INSTRUCTIONS TO FOLLOW: Exactly as they stand, give the records below again, with no images.

───── DATA RECORDS

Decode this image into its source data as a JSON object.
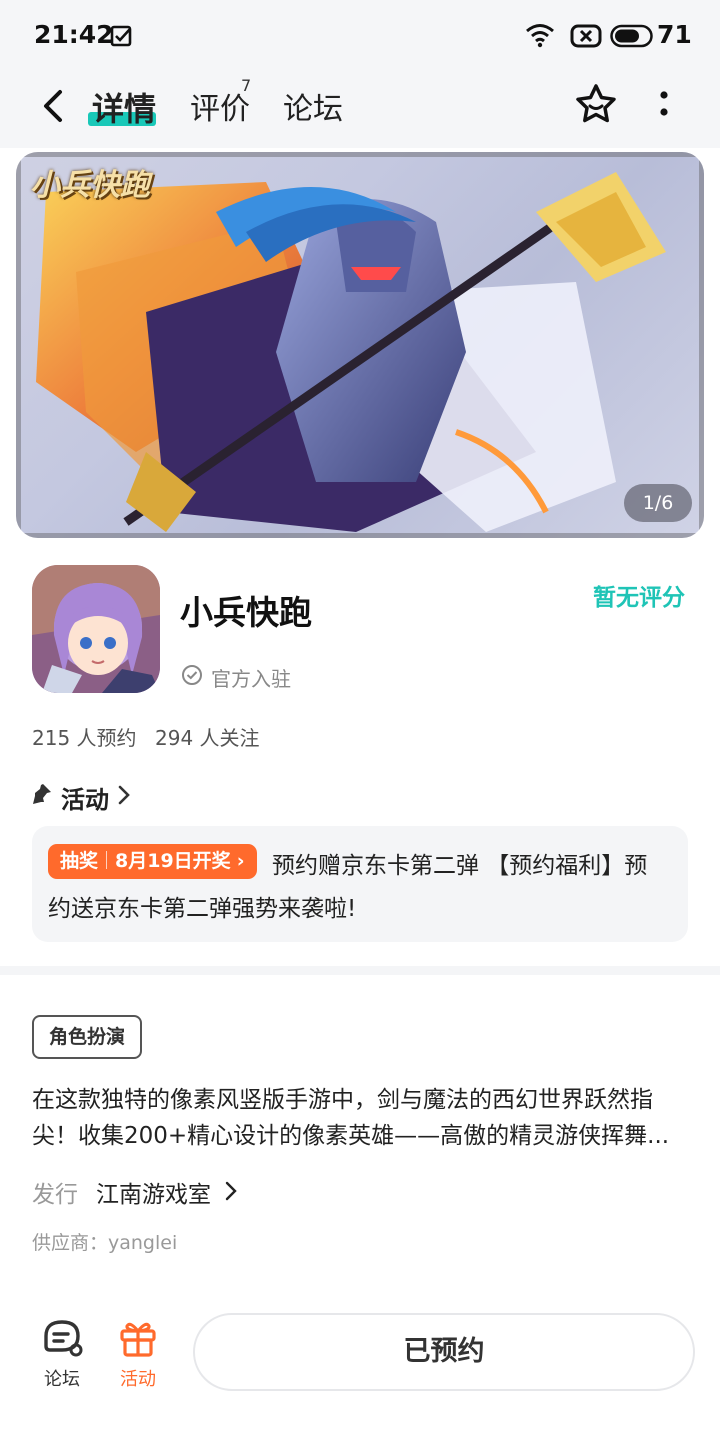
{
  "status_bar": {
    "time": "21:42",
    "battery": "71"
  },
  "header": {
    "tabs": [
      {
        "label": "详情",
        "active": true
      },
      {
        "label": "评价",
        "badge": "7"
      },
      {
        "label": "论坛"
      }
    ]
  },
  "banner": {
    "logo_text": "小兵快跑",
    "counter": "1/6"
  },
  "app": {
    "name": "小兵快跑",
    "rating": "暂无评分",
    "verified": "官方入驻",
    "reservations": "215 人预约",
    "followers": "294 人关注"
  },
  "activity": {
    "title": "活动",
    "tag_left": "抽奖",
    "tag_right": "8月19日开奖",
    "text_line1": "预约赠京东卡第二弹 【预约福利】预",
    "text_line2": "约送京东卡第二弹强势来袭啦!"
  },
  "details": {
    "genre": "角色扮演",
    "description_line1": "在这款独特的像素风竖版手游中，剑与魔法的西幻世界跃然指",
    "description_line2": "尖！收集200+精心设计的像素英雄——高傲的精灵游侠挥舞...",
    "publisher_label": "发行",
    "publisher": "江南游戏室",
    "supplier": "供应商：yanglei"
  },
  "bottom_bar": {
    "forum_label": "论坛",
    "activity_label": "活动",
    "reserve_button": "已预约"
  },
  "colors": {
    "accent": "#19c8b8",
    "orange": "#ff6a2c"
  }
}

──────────

OUTPUT FOR THIS EXERCISE:
Decode this image into its source data as a JSON object.
{
  "status_bar": {
    "time": "21:42",
    "battery": "71"
  },
  "header": {
    "tabs": [
      {
        "label": "详情",
        "active": true
      },
      {
        "label": "评价",
        "badge": "7"
      },
      {
        "label": "论坛"
      }
    ]
  },
  "banner": {
    "logo_text": "小兵快跑",
    "counter": "1/6"
  },
  "app": {
    "name": "小兵快跑",
    "rating": "暂无评分",
    "verified": "官方入驻",
    "reservations": "215 人预约",
    "followers": "294 人关注"
  },
  "activity": {
    "title": "活动",
    "tag_left": "抽奖",
    "tag_right": "8月19日开奖",
    "text_line1": "预约赠京东卡第二弹 【预约福利】预",
    "text_line2": "约送京东卡第二弹强势来袭啦!"
  },
  "details": {
    "genre": "角色扮演",
    "description_line1": "在这款独特的像素风竖版手游中，剑与魔法的西幻世界跃然指",
    "description_line2": "尖！收集200+精心设计的像素英雄——高傲的精灵游侠挥舞...",
    "publisher_label": "发行",
    "publisher": "江南游戏室",
    "supplier": "供应商：yanglei"
  },
  "bottom_bar": {
    "forum_label": "论坛",
    "activity_label": "活动",
    "reserve_button": "已预约"
  },
  "colors": {
    "accent": "#19c8b8",
    "orange": "#ff6a2c"
  }
}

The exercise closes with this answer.